[Stored records]
────────────────────────────────────────

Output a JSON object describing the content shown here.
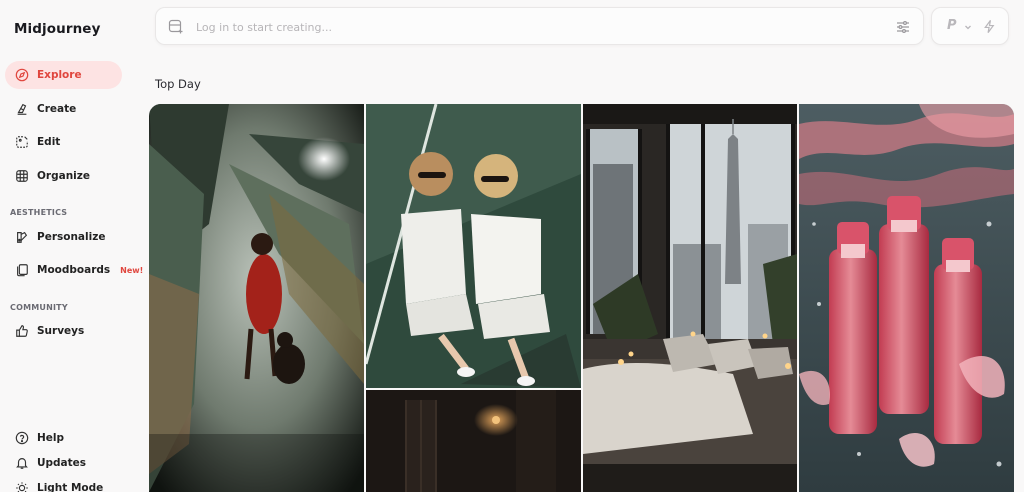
{
  "sidebar": {
    "brand": "Midjourney",
    "nav": [
      {
        "label": "Explore",
        "icon": "compass-icon",
        "active": true
      },
      {
        "label": "Create",
        "icon": "brush-icon"
      },
      {
        "label": "Edit",
        "icon": "edit-frame-icon"
      },
      {
        "label": "Organize",
        "icon": "grid-icon"
      }
    ],
    "aesthetics_label": "AESTHETICS",
    "aesthetics": [
      {
        "label": "Personalize",
        "icon": "personalize-icon"
      },
      {
        "label": "Moodboards",
        "icon": "moodboard-icon",
        "badge": "New!"
      }
    ],
    "community_label": "COMMUNITY",
    "community": [
      {
        "label": "Surveys",
        "icon": "thumbs-up-icon"
      }
    ],
    "footer": [
      {
        "label": "Help",
        "icon": "help-icon"
      },
      {
        "label": "Updates",
        "icon": "bell-icon"
      },
      {
        "label": "Light Mode",
        "icon": "sun-icon"
      }
    ]
  },
  "search": {
    "placeholder": "Log in to start creating..."
  },
  "profile": {
    "letter": "P"
  },
  "main": {
    "section_title": "Top Day"
  },
  "colors": {
    "accent": "#e0463e",
    "active_bg": "#fde3e3",
    "background": "#f9f8f8"
  }
}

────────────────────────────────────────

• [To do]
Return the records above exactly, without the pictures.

• [Response for this exercise]
Output a JSON object describing the content shown here.
{
  "sidebar": {
    "brand": "Midjourney",
    "nav": [
      {
        "label": "Explore",
        "icon": "compass-icon",
        "active": true
      },
      {
        "label": "Create",
        "icon": "brush-icon"
      },
      {
        "label": "Edit",
        "icon": "edit-frame-icon"
      },
      {
        "label": "Organize",
        "icon": "grid-icon"
      }
    ],
    "aesthetics_label": "AESTHETICS",
    "aesthetics": [
      {
        "label": "Personalize",
        "icon": "personalize-icon"
      },
      {
        "label": "Moodboards",
        "icon": "moodboard-icon",
        "badge": "New!"
      }
    ],
    "community_label": "COMMUNITY",
    "community": [
      {
        "label": "Surveys",
        "icon": "thumbs-up-icon"
      }
    ],
    "footer": [
      {
        "label": "Help",
        "icon": "help-icon"
      },
      {
        "label": "Updates",
        "icon": "bell-icon"
      },
      {
        "label": "Light Mode",
        "icon": "sun-icon"
      }
    ]
  },
  "search": {
    "placeholder": "Log in to start creating..."
  },
  "profile": {
    "letter": "P"
  },
  "main": {
    "section_title": "Top Day"
  },
  "colors": {
    "accent": "#e0463e",
    "active_bg": "#fde3e3",
    "background": "#f9f8f8"
  }
}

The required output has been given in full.